Element data from apps and pages
|---|

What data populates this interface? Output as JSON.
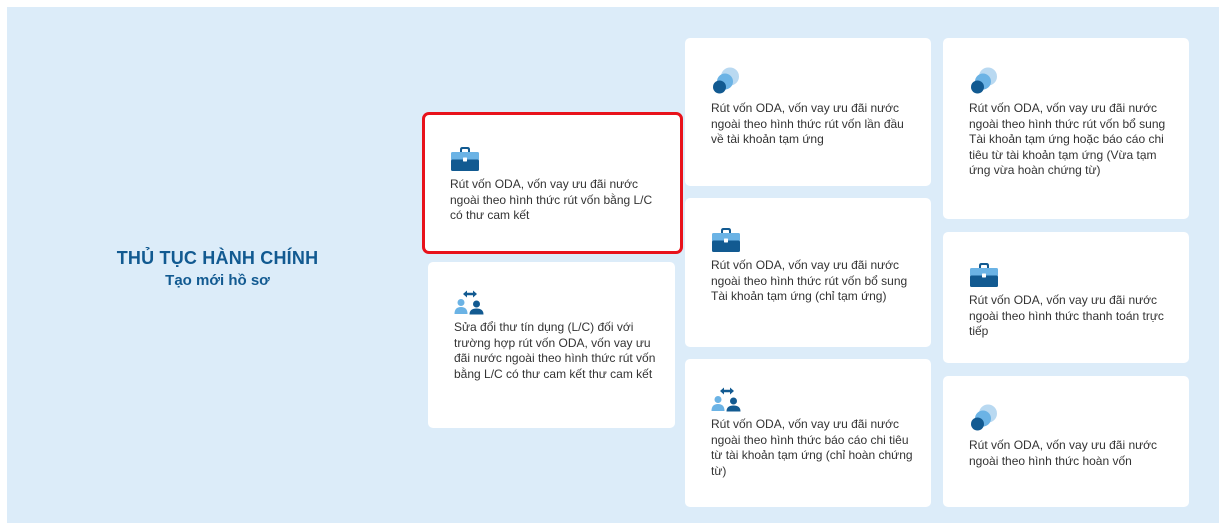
{
  "heading": {
    "title": "THỦ TỤC HÀNH CHÍNH",
    "subtitle": "Tạo mới hồ sơ"
  },
  "cards": [
    {
      "label": "Rút vốn ODA, vốn vay ưu đãi nước ngoài theo hình thức rút vốn bằng L/C có thư cam kết",
      "icon": "briefcase-icon",
      "selected": true
    },
    {
      "label": "Sửa đổi thư tín dụng (L/C) đối với trường hợp rút vốn ODA, vốn vay ưu đãi nước ngoài theo hình thức rút vốn bằng L/C có thư cam kết thư cam kết",
      "icon": "exchange-people-icon"
    },
    {
      "label": "Rút vốn ODA, vốn vay ưu đãi nước ngoài theo hình thức rút vốn lần đầu về tài khoản tạm ứng",
      "icon": "circles-icon"
    },
    {
      "label": "Rút vốn ODA, vốn vay ưu đãi nước ngoài theo hình thức rút vốn bổ sung Tài khoản tạm ứng (chỉ tạm ứng)",
      "icon": "briefcase-icon"
    },
    {
      "label": "Rút vốn ODA, vốn vay ưu đãi nước ngoài theo hình thức báo cáo chi tiêu từ tài khoản tạm ứng (chỉ hoàn chứng từ)",
      "icon": "exchange-people-icon"
    },
    {
      "label": "Rút vốn ODA, vốn vay ưu đãi nước ngoài theo hình thức rút vốn bổ sung Tài khoản tạm ứng hoặc báo cáo chi tiêu từ tài khoản tạm ứng (Vừa tạm ứng vừa hoàn chứng từ)",
      "icon": "circles-icon"
    },
    {
      "label": "Rút vốn ODA, vốn vay ưu đãi nước ngoài theo hình thức thanh toán trực tiếp",
      "icon": "briefcase-icon"
    },
    {
      "label": "Rút vốn ODA, vốn vay ưu đãi nước ngoài theo hình thức hoàn vốn",
      "icon": "circles-icon"
    }
  ],
  "colors": {
    "primary": "#125a91",
    "icon_light": "#b9d9f1",
    "icon_mid": "#6bb3e5",
    "selected_border": "#e8121b",
    "background": "#dcecf9"
  }
}
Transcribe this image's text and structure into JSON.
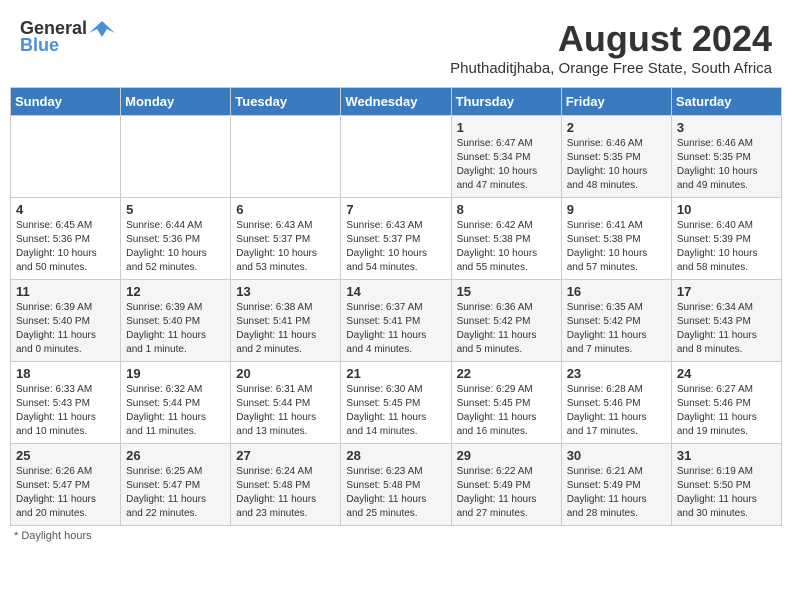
{
  "header": {
    "logo_general": "General",
    "logo_blue": "Blue",
    "main_title": "August 2024",
    "subtitle": "Phuthaditjhaba, Orange Free State, South Africa"
  },
  "days_of_week": [
    "Sunday",
    "Monday",
    "Tuesday",
    "Wednesday",
    "Thursday",
    "Friday",
    "Saturday"
  ],
  "weeks": [
    [
      {
        "day": "",
        "info": ""
      },
      {
        "day": "",
        "info": ""
      },
      {
        "day": "",
        "info": ""
      },
      {
        "day": "",
        "info": ""
      },
      {
        "day": "1",
        "info": "Sunrise: 6:47 AM\nSunset: 5:34 PM\nDaylight: 10 hours and 47 minutes."
      },
      {
        "day": "2",
        "info": "Sunrise: 6:46 AM\nSunset: 5:35 PM\nDaylight: 10 hours and 48 minutes."
      },
      {
        "day": "3",
        "info": "Sunrise: 6:46 AM\nSunset: 5:35 PM\nDaylight: 10 hours and 49 minutes."
      }
    ],
    [
      {
        "day": "4",
        "info": "Sunrise: 6:45 AM\nSunset: 5:36 PM\nDaylight: 10 hours and 50 minutes."
      },
      {
        "day": "5",
        "info": "Sunrise: 6:44 AM\nSunset: 5:36 PM\nDaylight: 10 hours and 52 minutes."
      },
      {
        "day": "6",
        "info": "Sunrise: 6:43 AM\nSunset: 5:37 PM\nDaylight: 10 hours and 53 minutes."
      },
      {
        "day": "7",
        "info": "Sunrise: 6:43 AM\nSunset: 5:37 PM\nDaylight: 10 hours and 54 minutes."
      },
      {
        "day": "8",
        "info": "Sunrise: 6:42 AM\nSunset: 5:38 PM\nDaylight: 10 hours and 55 minutes."
      },
      {
        "day": "9",
        "info": "Sunrise: 6:41 AM\nSunset: 5:38 PM\nDaylight: 10 hours and 57 minutes."
      },
      {
        "day": "10",
        "info": "Sunrise: 6:40 AM\nSunset: 5:39 PM\nDaylight: 10 hours and 58 minutes."
      }
    ],
    [
      {
        "day": "11",
        "info": "Sunrise: 6:39 AM\nSunset: 5:40 PM\nDaylight: 11 hours and 0 minutes."
      },
      {
        "day": "12",
        "info": "Sunrise: 6:39 AM\nSunset: 5:40 PM\nDaylight: 11 hours and 1 minute."
      },
      {
        "day": "13",
        "info": "Sunrise: 6:38 AM\nSunset: 5:41 PM\nDaylight: 11 hours and 2 minutes."
      },
      {
        "day": "14",
        "info": "Sunrise: 6:37 AM\nSunset: 5:41 PM\nDaylight: 11 hours and 4 minutes."
      },
      {
        "day": "15",
        "info": "Sunrise: 6:36 AM\nSunset: 5:42 PM\nDaylight: 11 hours and 5 minutes."
      },
      {
        "day": "16",
        "info": "Sunrise: 6:35 AM\nSunset: 5:42 PM\nDaylight: 11 hours and 7 minutes."
      },
      {
        "day": "17",
        "info": "Sunrise: 6:34 AM\nSunset: 5:43 PM\nDaylight: 11 hours and 8 minutes."
      }
    ],
    [
      {
        "day": "18",
        "info": "Sunrise: 6:33 AM\nSunset: 5:43 PM\nDaylight: 11 hours and 10 minutes."
      },
      {
        "day": "19",
        "info": "Sunrise: 6:32 AM\nSunset: 5:44 PM\nDaylight: 11 hours and 11 minutes."
      },
      {
        "day": "20",
        "info": "Sunrise: 6:31 AM\nSunset: 5:44 PM\nDaylight: 11 hours and 13 minutes."
      },
      {
        "day": "21",
        "info": "Sunrise: 6:30 AM\nSunset: 5:45 PM\nDaylight: 11 hours and 14 minutes."
      },
      {
        "day": "22",
        "info": "Sunrise: 6:29 AM\nSunset: 5:45 PM\nDaylight: 11 hours and 16 minutes."
      },
      {
        "day": "23",
        "info": "Sunrise: 6:28 AM\nSunset: 5:46 PM\nDaylight: 11 hours and 17 minutes."
      },
      {
        "day": "24",
        "info": "Sunrise: 6:27 AM\nSunset: 5:46 PM\nDaylight: 11 hours and 19 minutes."
      }
    ],
    [
      {
        "day": "25",
        "info": "Sunrise: 6:26 AM\nSunset: 5:47 PM\nDaylight: 11 hours and 20 minutes."
      },
      {
        "day": "26",
        "info": "Sunrise: 6:25 AM\nSunset: 5:47 PM\nDaylight: 11 hours and 22 minutes."
      },
      {
        "day": "27",
        "info": "Sunrise: 6:24 AM\nSunset: 5:48 PM\nDaylight: 11 hours and 23 minutes."
      },
      {
        "day": "28",
        "info": "Sunrise: 6:23 AM\nSunset: 5:48 PM\nDaylight: 11 hours and 25 minutes."
      },
      {
        "day": "29",
        "info": "Sunrise: 6:22 AM\nSunset: 5:49 PM\nDaylight: 11 hours and 27 minutes."
      },
      {
        "day": "30",
        "info": "Sunrise: 6:21 AM\nSunset: 5:49 PM\nDaylight: 11 hours and 28 minutes."
      },
      {
        "day": "31",
        "info": "Sunrise: 6:19 AM\nSunset: 5:50 PM\nDaylight: 11 hours and 30 minutes."
      }
    ]
  ],
  "footer": {
    "note": "Daylight hours"
  }
}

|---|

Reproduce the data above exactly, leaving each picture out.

What data populates this interface? Output as JSON.
{
  "heading": {
    "title": "THỦ TỤC HÀNH CHÍNH",
    "subtitle": "Tạo mới hồ sơ"
  },
  "cards": [
    {
      "label": "Rút vốn ODA, vốn vay ưu đãi nước ngoài theo hình thức rút vốn bằng L/C có thư cam kết",
      "icon": "briefcase-icon",
      "selected": true
    },
    {
      "label": "Sửa đổi thư tín dụng (L/C) đối với trường hợp rút vốn ODA, vốn vay ưu đãi nước ngoài theo hình thức rút vốn bằng L/C có thư cam kết thư cam kết",
      "icon": "exchange-people-icon"
    },
    {
      "label": "Rút vốn ODA, vốn vay ưu đãi nước ngoài theo hình thức rút vốn lần đầu về tài khoản tạm ứng",
      "icon": "circles-icon"
    },
    {
      "label": "Rút vốn ODA, vốn vay ưu đãi nước ngoài theo hình thức rút vốn bổ sung Tài khoản tạm ứng (chỉ tạm ứng)",
      "icon": "briefcase-icon"
    },
    {
      "label": "Rút vốn ODA, vốn vay ưu đãi nước ngoài theo hình thức báo cáo chi tiêu từ tài khoản tạm ứng (chỉ hoàn chứng từ)",
      "icon": "exchange-people-icon"
    },
    {
      "label": "Rút vốn ODA, vốn vay ưu đãi nước ngoài theo hình thức rút vốn bổ sung Tài khoản tạm ứng hoặc báo cáo chi tiêu từ tài khoản tạm ứng (Vừa tạm ứng vừa hoàn chứng từ)",
      "icon": "circles-icon"
    },
    {
      "label": "Rút vốn ODA, vốn vay ưu đãi nước ngoài theo hình thức thanh toán trực tiếp",
      "icon": "briefcase-icon"
    },
    {
      "label": "Rút vốn ODA, vốn vay ưu đãi nước ngoài theo hình thức hoàn vốn",
      "icon": "circles-icon"
    }
  ],
  "colors": {
    "primary": "#125a91",
    "icon_light": "#b9d9f1",
    "icon_mid": "#6bb3e5",
    "selected_border": "#e8121b",
    "background": "#dcecf9"
  }
}
Transcribe this image's text and structure into JSON.
{
  "header": {
    "logo_general": "General",
    "logo_blue": "Blue",
    "main_title": "August 2024",
    "subtitle": "Phuthaditjhaba, Orange Free State, South Africa"
  },
  "days_of_week": [
    "Sunday",
    "Monday",
    "Tuesday",
    "Wednesday",
    "Thursday",
    "Friday",
    "Saturday"
  ],
  "weeks": [
    [
      {
        "day": "",
        "info": ""
      },
      {
        "day": "",
        "info": ""
      },
      {
        "day": "",
        "info": ""
      },
      {
        "day": "",
        "info": ""
      },
      {
        "day": "1",
        "info": "Sunrise: 6:47 AM\nSunset: 5:34 PM\nDaylight: 10 hours and 47 minutes."
      },
      {
        "day": "2",
        "info": "Sunrise: 6:46 AM\nSunset: 5:35 PM\nDaylight: 10 hours and 48 minutes."
      },
      {
        "day": "3",
        "info": "Sunrise: 6:46 AM\nSunset: 5:35 PM\nDaylight: 10 hours and 49 minutes."
      }
    ],
    [
      {
        "day": "4",
        "info": "Sunrise: 6:45 AM\nSunset: 5:36 PM\nDaylight: 10 hours and 50 minutes."
      },
      {
        "day": "5",
        "info": "Sunrise: 6:44 AM\nSunset: 5:36 PM\nDaylight: 10 hours and 52 minutes."
      },
      {
        "day": "6",
        "info": "Sunrise: 6:43 AM\nSunset: 5:37 PM\nDaylight: 10 hours and 53 minutes."
      },
      {
        "day": "7",
        "info": "Sunrise: 6:43 AM\nSunset: 5:37 PM\nDaylight: 10 hours and 54 minutes."
      },
      {
        "day": "8",
        "info": "Sunrise: 6:42 AM\nSunset: 5:38 PM\nDaylight: 10 hours and 55 minutes."
      },
      {
        "day": "9",
        "info": "Sunrise: 6:41 AM\nSunset: 5:38 PM\nDaylight: 10 hours and 57 minutes."
      },
      {
        "day": "10",
        "info": "Sunrise: 6:40 AM\nSunset: 5:39 PM\nDaylight: 10 hours and 58 minutes."
      }
    ],
    [
      {
        "day": "11",
        "info": "Sunrise: 6:39 AM\nSunset: 5:40 PM\nDaylight: 11 hours and 0 minutes."
      },
      {
        "day": "12",
        "info": "Sunrise: 6:39 AM\nSunset: 5:40 PM\nDaylight: 11 hours and 1 minute."
      },
      {
        "day": "13",
        "info": "Sunrise: 6:38 AM\nSunset: 5:41 PM\nDaylight: 11 hours and 2 minutes."
      },
      {
        "day": "14",
        "info": "Sunrise: 6:37 AM\nSunset: 5:41 PM\nDaylight: 11 hours and 4 minutes."
      },
      {
        "day": "15",
        "info": "Sunrise: 6:36 AM\nSunset: 5:42 PM\nDaylight: 11 hours and 5 minutes."
      },
      {
        "day": "16",
        "info": "Sunrise: 6:35 AM\nSunset: 5:42 PM\nDaylight: 11 hours and 7 minutes."
      },
      {
        "day": "17",
        "info": "Sunrise: 6:34 AM\nSunset: 5:43 PM\nDaylight: 11 hours and 8 minutes."
      }
    ],
    [
      {
        "day": "18",
        "info": "Sunrise: 6:33 AM\nSunset: 5:43 PM\nDaylight: 11 hours and 10 minutes."
      },
      {
        "day": "19",
        "info": "Sunrise: 6:32 AM\nSunset: 5:44 PM\nDaylight: 11 hours and 11 minutes."
      },
      {
        "day": "20",
        "info": "Sunrise: 6:31 AM\nSunset: 5:44 PM\nDaylight: 11 hours and 13 minutes."
      },
      {
        "day": "21",
        "info": "Sunrise: 6:30 AM\nSunset: 5:45 PM\nDaylight: 11 hours and 14 minutes."
      },
      {
        "day": "22",
        "info": "Sunrise: 6:29 AM\nSunset: 5:45 PM\nDaylight: 11 hours and 16 minutes."
      },
      {
        "day": "23",
        "info": "Sunrise: 6:28 AM\nSunset: 5:46 PM\nDaylight: 11 hours and 17 minutes."
      },
      {
        "day": "24",
        "info": "Sunrise: 6:27 AM\nSunset: 5:46 PM\nDaylight: 11 hours and 19 minutes."
      }
    ],
    [
      {
        "day": "25",
        "info": "Sunrise: 6:26 AM\nSunset: 5:47 PM\nDaylight: 11 hours and 20 minutes."
      },
      {
        "day": "26",
        "info": "Sunrise: 6:25 AM\nSunset: 5:47 PM\nDaylight: 11 hours and 22 minutes."
      },
      {
        "day": "27",
        "info": "Sunrise: 6:24 AM\nSunset: 5:48 PM\nDaylight: 11 hours and 23 minutes."
      },
      {
        "day": "28",
        "info": "Sunrise: 6:23 AM\nSunset: 5:48 PM\nDaylight: 11 hours and 25 minutes."
      },
      {
        "day": "29",
        "info": "Sunrise: 6:22 AM\nSunset: 5:49 PM\nDaylight: 11 hours and 27 minutes."
      },
      {
        "day": "30",
        "info": "Sunrise: 6:21 AM\nSunset: 5:49 PM\nDaylight: 11 hours and 28 minutes."
      },
      {
        "day": "31",
        "info": "Sunrise: 6:19 AM\nSunset: 5:50 PM\nDaylight: 11 hours and 30 minutes."
      }
    ]
  ],
  "footer": {
    "note": "Daylight hours"
  }
}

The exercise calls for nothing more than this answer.